* Task:
Scan the lines below; pull out those with "Gourmet".

* Information:
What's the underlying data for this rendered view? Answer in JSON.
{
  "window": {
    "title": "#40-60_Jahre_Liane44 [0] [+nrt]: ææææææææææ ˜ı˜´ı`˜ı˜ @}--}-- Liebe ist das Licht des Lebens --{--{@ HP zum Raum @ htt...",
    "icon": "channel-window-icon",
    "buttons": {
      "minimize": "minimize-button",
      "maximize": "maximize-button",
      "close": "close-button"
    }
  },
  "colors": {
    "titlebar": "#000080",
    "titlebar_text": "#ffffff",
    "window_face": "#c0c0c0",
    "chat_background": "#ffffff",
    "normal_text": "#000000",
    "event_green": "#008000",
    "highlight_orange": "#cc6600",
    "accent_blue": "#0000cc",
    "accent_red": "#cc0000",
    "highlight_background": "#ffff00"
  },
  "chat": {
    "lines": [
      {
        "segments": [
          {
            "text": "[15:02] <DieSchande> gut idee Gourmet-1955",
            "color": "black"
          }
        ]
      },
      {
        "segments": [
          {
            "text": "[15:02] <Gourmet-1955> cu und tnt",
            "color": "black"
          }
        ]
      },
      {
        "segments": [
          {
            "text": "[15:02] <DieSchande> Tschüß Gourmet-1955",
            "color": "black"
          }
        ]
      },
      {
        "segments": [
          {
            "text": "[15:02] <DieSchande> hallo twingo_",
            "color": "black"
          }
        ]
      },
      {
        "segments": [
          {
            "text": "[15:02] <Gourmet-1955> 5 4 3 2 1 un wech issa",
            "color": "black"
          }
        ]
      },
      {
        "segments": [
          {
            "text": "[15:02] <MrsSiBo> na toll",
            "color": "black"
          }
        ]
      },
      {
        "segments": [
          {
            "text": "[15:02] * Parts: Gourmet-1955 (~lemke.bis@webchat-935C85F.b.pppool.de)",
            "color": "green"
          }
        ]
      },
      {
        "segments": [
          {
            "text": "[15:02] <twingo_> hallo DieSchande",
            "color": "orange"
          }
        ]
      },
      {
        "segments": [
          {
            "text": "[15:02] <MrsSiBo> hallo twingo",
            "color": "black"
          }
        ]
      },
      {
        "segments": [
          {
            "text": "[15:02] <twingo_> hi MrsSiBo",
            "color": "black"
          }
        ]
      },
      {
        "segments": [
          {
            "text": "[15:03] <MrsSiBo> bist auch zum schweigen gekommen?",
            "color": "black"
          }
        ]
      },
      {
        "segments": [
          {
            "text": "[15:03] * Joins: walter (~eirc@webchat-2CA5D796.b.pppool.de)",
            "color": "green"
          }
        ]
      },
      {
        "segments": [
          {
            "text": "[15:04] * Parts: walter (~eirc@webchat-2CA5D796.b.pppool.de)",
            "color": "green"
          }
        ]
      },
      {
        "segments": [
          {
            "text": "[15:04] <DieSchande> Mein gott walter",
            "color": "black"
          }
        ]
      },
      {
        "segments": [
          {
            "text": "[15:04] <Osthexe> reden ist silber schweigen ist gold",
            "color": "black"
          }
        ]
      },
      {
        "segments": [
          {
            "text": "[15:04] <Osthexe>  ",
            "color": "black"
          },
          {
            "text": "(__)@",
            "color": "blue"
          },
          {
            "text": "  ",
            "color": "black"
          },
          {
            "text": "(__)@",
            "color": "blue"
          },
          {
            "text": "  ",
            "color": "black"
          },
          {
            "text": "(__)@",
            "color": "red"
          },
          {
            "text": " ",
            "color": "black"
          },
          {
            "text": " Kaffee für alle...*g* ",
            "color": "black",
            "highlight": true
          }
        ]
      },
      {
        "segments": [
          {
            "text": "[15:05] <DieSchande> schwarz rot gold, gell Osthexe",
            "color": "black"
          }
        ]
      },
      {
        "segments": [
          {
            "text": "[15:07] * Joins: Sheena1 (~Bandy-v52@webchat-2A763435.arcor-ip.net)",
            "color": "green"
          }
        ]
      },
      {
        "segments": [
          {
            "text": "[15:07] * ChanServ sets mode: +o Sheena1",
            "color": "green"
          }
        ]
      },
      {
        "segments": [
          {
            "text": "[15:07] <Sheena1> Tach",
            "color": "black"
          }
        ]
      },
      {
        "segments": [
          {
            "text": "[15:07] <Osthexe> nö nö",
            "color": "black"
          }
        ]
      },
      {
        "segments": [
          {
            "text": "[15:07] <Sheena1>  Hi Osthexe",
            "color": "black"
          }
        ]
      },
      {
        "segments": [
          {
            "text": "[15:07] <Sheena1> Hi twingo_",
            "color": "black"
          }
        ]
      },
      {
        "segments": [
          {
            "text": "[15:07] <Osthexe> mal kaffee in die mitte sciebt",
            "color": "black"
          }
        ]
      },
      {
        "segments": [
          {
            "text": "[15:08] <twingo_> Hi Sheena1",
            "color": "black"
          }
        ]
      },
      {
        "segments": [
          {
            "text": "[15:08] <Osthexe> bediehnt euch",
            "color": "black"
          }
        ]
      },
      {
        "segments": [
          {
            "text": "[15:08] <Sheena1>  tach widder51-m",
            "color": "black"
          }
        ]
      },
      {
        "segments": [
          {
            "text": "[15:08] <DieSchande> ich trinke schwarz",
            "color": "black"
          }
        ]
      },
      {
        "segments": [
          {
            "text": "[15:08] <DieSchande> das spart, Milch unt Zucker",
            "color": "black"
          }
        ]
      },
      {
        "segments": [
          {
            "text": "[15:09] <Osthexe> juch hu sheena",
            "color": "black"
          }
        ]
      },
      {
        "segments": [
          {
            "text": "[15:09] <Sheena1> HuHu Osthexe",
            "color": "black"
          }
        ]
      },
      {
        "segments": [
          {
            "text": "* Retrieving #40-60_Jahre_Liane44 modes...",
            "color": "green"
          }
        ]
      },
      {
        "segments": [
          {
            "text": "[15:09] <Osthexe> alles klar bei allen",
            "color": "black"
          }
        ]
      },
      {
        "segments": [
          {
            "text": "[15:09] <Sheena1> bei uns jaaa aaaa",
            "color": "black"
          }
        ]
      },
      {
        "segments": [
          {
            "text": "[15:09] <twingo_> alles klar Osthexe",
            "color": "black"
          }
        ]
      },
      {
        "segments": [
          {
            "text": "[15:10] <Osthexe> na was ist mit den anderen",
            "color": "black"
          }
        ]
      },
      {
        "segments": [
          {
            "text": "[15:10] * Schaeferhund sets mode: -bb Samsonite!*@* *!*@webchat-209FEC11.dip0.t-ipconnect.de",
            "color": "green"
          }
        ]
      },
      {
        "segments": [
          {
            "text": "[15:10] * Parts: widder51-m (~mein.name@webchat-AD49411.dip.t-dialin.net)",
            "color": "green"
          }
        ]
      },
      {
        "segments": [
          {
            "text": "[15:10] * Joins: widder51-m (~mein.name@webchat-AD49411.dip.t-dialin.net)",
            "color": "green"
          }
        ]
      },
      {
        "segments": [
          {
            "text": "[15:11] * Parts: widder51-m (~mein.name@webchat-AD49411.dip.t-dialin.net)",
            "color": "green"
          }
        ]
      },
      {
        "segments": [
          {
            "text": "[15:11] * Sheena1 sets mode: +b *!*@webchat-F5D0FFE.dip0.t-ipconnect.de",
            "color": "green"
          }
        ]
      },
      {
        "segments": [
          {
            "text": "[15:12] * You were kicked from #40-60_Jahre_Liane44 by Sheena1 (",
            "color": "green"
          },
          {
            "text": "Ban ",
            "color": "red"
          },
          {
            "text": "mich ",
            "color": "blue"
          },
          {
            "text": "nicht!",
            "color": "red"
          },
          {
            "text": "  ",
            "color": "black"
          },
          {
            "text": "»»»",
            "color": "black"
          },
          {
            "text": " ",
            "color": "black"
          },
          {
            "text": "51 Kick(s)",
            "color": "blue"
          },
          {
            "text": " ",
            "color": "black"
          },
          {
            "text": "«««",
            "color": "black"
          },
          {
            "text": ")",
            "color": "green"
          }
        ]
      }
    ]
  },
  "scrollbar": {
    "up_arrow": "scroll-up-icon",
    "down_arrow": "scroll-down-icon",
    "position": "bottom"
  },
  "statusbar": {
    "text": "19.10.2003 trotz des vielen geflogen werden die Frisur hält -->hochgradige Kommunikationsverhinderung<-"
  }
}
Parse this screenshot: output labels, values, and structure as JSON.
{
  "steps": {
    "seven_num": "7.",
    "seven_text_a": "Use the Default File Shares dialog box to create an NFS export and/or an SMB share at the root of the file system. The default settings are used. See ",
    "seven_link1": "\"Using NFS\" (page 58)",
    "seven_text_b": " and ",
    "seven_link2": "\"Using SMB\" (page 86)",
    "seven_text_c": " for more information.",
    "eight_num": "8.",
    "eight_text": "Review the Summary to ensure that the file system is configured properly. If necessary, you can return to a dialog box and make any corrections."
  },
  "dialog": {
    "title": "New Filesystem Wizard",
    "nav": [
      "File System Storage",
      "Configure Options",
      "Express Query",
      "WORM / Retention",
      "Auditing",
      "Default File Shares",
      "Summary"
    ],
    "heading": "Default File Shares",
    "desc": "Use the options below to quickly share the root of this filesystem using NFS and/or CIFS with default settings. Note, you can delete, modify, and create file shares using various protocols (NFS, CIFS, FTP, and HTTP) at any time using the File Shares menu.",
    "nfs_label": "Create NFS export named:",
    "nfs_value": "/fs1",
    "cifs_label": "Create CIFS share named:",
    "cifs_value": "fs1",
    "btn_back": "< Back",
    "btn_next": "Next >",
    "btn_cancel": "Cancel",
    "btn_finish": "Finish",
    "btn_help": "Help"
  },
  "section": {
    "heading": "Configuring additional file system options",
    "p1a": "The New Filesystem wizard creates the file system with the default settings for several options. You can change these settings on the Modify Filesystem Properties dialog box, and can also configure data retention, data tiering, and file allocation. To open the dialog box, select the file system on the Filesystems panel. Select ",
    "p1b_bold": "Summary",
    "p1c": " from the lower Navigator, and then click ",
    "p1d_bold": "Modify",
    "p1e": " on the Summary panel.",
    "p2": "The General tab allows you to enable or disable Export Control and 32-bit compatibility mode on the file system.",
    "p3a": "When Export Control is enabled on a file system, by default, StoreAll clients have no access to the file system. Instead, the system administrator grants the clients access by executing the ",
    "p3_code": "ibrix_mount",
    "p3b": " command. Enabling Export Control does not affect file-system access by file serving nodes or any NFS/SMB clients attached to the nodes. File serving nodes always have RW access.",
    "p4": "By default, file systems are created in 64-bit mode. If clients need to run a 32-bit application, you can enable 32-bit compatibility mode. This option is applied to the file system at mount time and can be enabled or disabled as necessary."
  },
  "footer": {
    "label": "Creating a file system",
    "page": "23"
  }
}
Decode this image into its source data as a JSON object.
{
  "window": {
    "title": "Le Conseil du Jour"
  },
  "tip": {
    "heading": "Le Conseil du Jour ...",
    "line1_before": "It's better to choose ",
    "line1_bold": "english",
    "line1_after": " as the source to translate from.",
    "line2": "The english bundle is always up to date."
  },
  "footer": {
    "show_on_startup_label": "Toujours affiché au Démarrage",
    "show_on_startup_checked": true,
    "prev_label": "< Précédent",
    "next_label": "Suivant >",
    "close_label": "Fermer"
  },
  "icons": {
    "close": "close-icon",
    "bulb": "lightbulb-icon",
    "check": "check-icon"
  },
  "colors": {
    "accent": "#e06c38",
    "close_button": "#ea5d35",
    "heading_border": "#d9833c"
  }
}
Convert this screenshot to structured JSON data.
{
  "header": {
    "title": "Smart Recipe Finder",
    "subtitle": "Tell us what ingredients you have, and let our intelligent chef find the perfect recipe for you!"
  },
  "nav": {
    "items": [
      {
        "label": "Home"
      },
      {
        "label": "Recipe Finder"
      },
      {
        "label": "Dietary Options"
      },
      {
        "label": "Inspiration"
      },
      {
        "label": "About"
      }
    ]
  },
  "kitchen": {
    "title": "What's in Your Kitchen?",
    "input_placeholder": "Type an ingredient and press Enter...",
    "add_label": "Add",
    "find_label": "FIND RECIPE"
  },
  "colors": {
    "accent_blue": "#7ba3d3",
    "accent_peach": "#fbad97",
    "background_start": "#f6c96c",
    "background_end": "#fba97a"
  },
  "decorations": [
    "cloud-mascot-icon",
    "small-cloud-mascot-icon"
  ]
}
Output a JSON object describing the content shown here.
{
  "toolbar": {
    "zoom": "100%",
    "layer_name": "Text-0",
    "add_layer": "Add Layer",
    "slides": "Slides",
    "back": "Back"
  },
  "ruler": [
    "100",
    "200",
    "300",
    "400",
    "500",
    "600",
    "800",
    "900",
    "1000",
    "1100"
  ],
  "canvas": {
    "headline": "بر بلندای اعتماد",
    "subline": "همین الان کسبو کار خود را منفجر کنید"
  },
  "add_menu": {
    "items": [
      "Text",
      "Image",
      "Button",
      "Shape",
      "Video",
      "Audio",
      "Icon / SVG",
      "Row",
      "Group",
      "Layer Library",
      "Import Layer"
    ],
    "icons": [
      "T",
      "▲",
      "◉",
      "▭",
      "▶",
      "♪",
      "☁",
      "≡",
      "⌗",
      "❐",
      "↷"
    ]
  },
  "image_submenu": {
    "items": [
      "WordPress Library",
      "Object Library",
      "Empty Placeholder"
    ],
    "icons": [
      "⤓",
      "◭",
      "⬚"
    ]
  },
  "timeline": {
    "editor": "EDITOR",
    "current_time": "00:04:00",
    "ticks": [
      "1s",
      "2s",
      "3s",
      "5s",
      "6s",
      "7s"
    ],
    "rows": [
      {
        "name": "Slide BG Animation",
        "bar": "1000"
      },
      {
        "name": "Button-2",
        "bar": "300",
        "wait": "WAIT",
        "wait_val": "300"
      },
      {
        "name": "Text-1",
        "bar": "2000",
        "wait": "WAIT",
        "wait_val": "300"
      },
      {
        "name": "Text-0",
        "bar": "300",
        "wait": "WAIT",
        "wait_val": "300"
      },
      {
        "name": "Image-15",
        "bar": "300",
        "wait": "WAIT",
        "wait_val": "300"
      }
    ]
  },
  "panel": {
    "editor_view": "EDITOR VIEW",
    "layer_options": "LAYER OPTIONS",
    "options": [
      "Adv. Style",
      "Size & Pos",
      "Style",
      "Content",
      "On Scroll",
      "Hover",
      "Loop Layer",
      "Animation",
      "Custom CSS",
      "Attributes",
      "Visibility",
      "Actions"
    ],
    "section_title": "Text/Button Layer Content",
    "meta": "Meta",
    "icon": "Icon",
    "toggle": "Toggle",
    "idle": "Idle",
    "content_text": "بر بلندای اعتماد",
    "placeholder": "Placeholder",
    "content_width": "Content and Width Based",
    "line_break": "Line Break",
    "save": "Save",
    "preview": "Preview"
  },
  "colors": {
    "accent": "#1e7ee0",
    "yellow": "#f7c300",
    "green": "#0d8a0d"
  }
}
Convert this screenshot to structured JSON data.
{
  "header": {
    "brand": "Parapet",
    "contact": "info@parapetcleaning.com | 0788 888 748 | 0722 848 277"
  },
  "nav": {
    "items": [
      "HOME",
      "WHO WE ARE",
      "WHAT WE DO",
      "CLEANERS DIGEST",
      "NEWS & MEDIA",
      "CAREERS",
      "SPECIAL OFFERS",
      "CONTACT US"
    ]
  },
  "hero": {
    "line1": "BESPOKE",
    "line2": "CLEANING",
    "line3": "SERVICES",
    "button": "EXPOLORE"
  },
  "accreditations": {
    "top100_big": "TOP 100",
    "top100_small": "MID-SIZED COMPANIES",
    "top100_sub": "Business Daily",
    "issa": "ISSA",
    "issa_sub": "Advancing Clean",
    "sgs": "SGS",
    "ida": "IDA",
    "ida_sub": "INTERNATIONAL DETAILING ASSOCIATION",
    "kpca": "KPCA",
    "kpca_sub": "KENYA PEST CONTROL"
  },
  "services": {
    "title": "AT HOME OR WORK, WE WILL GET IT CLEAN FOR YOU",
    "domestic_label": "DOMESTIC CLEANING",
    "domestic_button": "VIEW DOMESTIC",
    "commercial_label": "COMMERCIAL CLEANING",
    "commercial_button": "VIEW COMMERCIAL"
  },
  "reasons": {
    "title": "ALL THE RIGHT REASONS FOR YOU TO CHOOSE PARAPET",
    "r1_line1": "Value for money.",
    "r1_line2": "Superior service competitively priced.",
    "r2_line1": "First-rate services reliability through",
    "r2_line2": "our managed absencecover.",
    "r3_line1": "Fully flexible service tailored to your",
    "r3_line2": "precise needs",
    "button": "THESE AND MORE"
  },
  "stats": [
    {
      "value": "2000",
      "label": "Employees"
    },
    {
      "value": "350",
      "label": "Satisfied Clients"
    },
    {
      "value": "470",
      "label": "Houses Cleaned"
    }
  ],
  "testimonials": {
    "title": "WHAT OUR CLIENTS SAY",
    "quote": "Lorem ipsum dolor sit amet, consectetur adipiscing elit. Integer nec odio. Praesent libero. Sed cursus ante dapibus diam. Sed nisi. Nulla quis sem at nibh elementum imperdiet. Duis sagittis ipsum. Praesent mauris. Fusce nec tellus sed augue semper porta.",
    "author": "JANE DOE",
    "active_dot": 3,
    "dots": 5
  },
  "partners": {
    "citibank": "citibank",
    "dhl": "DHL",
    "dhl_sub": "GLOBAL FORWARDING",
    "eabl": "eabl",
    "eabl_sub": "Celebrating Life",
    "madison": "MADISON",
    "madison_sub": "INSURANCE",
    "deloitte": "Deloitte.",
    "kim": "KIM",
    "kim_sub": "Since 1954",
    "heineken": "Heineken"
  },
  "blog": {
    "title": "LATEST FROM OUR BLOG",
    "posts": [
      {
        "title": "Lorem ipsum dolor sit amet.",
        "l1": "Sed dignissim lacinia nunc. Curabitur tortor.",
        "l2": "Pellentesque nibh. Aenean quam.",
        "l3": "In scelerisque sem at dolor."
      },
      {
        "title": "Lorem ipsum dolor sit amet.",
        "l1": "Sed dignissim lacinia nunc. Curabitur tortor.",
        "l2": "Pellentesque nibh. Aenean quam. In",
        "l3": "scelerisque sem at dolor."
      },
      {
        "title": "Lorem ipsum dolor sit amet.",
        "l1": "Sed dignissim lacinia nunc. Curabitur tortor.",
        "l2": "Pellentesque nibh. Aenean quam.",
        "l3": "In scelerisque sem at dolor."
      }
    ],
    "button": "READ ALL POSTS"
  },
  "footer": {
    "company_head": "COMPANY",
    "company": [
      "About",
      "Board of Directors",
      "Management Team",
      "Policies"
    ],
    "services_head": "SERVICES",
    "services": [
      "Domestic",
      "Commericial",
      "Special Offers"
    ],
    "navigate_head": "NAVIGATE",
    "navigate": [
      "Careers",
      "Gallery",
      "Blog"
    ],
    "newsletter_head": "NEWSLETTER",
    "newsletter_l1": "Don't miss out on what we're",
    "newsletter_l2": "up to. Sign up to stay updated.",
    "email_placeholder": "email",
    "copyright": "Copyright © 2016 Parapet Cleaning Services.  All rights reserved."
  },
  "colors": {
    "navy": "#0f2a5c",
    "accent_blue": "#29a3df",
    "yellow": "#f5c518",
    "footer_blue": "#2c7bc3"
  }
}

* Result:
            "text": "[15:02] <DieSchande> gut idee Gourmet-1955",
            "text": "[15:02] <Gourmet-1955> cu und tnt",
            "text": "[15:02] <DieSchande> Tschüß Gourmet-1955",
            "text": "[15:02] <Gourmet-1955> 5 4 3 2 1 un wech issa",
            "text": "[15:02] * Parts: Gourmet-1955 (~lemke.bis@webchat-935C85F.b.pppool.de)",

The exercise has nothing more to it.